== Segment start ==

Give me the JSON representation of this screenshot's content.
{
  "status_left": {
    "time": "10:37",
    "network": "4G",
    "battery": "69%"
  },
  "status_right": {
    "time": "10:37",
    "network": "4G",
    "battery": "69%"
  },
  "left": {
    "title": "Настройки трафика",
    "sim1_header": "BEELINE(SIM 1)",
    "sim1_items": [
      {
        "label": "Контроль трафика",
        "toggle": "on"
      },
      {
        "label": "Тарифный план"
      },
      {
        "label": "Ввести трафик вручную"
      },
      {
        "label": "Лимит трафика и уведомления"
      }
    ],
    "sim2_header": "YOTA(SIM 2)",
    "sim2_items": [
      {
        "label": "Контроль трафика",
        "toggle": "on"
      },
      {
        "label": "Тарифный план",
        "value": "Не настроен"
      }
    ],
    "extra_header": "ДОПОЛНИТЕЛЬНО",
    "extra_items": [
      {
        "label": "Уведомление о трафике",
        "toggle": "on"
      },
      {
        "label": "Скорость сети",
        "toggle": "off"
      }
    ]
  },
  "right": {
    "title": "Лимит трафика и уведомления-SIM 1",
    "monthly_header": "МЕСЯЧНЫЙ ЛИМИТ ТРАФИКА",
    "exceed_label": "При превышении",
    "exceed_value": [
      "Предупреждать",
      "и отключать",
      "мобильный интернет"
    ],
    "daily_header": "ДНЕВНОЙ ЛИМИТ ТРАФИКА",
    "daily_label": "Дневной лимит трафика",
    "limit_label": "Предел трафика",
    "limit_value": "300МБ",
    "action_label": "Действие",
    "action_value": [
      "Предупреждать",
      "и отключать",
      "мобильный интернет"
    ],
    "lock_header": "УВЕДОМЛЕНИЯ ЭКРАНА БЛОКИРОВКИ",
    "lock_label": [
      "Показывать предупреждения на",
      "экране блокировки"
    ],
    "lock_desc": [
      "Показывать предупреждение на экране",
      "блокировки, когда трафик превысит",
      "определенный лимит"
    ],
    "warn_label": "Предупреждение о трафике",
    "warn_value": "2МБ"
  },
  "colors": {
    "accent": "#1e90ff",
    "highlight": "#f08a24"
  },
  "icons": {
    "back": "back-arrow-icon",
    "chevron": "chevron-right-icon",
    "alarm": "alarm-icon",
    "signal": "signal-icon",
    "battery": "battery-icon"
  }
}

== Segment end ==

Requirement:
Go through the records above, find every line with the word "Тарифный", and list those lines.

Result for this task:
        "label": "Тарифный план"
        "label": "Тарифный план",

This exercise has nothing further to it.